Task brief ->
A single number is needed: how many lines of the data hold the word "https".

[Data excerpts]
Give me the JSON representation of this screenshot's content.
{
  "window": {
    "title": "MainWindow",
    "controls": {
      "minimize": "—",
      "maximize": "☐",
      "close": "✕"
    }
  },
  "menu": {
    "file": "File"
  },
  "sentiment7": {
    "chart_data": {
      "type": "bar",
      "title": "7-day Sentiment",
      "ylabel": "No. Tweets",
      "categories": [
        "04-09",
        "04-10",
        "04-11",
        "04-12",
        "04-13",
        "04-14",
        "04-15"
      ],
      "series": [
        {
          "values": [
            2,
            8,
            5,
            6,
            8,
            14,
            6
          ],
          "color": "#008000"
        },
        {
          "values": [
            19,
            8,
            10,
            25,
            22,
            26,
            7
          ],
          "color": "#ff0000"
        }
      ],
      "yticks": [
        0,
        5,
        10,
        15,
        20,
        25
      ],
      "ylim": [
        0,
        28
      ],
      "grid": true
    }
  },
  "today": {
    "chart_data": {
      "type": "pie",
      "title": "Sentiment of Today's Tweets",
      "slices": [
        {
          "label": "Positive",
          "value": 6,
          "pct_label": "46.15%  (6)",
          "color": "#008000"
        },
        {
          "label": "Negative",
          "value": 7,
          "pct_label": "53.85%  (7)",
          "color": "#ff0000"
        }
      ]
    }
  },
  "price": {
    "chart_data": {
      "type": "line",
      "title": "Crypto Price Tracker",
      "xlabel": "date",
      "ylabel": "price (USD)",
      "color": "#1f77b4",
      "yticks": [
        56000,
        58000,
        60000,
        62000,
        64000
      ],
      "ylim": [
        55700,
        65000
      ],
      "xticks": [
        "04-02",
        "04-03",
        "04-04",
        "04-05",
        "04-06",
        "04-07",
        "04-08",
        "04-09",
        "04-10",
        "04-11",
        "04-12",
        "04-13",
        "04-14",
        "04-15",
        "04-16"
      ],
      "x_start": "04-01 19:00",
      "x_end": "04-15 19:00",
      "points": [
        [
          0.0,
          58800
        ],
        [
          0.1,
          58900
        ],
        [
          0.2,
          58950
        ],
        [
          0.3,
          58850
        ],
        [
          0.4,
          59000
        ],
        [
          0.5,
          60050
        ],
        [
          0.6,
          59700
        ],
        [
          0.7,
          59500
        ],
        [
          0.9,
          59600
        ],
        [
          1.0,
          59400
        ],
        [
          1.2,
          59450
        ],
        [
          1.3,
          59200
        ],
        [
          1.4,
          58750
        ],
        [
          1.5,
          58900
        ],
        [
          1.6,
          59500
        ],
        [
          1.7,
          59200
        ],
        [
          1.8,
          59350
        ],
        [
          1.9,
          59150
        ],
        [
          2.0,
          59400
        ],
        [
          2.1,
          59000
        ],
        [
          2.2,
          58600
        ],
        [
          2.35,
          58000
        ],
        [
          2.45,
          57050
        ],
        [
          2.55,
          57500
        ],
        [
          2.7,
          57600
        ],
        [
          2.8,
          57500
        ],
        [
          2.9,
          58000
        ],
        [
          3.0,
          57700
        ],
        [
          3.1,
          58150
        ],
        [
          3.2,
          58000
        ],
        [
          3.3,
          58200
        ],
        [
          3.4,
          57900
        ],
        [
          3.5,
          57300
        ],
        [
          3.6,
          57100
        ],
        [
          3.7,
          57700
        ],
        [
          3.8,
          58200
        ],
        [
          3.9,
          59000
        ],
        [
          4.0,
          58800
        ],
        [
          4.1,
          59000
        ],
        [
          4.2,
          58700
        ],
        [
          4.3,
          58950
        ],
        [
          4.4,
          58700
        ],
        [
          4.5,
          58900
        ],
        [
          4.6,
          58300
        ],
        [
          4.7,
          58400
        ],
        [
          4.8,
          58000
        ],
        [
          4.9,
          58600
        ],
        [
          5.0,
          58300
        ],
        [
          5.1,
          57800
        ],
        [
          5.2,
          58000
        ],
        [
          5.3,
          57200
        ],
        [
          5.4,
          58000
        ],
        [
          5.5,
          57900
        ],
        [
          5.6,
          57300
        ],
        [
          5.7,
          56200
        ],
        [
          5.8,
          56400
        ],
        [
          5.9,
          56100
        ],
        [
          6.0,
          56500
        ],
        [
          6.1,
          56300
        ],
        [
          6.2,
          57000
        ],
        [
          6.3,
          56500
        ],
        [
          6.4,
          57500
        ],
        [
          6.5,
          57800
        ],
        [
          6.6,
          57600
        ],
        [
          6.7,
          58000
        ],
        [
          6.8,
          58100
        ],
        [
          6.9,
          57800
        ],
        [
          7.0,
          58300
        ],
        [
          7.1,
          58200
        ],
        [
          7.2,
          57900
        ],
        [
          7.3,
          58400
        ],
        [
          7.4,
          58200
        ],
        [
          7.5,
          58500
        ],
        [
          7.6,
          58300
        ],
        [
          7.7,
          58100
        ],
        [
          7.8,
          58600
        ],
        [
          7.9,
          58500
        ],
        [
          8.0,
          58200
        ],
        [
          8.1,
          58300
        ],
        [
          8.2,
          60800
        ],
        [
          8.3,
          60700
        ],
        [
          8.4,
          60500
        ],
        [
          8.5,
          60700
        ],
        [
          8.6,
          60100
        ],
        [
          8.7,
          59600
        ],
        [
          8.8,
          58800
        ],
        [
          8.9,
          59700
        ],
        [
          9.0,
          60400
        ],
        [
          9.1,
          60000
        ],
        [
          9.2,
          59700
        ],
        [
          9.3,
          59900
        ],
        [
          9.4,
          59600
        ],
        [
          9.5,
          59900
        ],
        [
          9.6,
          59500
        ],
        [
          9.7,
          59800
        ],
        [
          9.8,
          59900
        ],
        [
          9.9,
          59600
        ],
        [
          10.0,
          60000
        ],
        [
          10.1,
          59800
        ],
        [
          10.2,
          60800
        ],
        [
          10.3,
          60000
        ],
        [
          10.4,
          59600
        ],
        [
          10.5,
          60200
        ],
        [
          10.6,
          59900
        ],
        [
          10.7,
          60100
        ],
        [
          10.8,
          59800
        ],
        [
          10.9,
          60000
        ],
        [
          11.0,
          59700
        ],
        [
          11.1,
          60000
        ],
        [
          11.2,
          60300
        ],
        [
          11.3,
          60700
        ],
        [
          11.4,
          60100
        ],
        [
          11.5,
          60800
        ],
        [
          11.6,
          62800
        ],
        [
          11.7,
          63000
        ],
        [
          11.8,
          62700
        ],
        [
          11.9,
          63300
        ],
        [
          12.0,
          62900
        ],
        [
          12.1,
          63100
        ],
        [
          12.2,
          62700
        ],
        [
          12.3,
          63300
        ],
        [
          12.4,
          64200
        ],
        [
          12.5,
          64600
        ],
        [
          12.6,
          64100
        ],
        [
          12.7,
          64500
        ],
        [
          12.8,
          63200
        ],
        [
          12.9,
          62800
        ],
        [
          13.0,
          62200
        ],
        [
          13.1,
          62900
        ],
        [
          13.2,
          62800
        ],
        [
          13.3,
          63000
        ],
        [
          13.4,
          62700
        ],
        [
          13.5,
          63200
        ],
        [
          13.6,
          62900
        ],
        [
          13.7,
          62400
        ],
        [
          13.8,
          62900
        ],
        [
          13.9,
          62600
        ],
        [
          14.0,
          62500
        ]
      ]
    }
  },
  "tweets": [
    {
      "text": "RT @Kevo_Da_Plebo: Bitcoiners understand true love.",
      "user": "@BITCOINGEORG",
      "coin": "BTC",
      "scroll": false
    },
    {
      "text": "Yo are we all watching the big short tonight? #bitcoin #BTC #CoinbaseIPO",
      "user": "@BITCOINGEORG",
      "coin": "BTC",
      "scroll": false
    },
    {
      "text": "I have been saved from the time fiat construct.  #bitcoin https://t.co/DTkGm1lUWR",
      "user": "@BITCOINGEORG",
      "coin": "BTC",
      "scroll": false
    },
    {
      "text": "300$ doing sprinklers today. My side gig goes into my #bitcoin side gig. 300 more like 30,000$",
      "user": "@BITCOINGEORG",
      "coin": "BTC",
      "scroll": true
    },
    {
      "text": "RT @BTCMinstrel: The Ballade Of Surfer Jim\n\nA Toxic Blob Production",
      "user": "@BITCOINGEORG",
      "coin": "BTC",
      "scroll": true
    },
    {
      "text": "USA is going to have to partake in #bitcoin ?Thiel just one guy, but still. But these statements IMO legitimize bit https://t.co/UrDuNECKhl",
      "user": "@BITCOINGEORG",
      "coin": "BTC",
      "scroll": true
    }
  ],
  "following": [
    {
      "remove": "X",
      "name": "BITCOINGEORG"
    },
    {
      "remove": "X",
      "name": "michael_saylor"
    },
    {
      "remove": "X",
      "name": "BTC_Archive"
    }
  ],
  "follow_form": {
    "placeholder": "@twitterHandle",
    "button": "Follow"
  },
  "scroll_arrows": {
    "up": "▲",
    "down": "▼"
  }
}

Answer for this exercise ->
2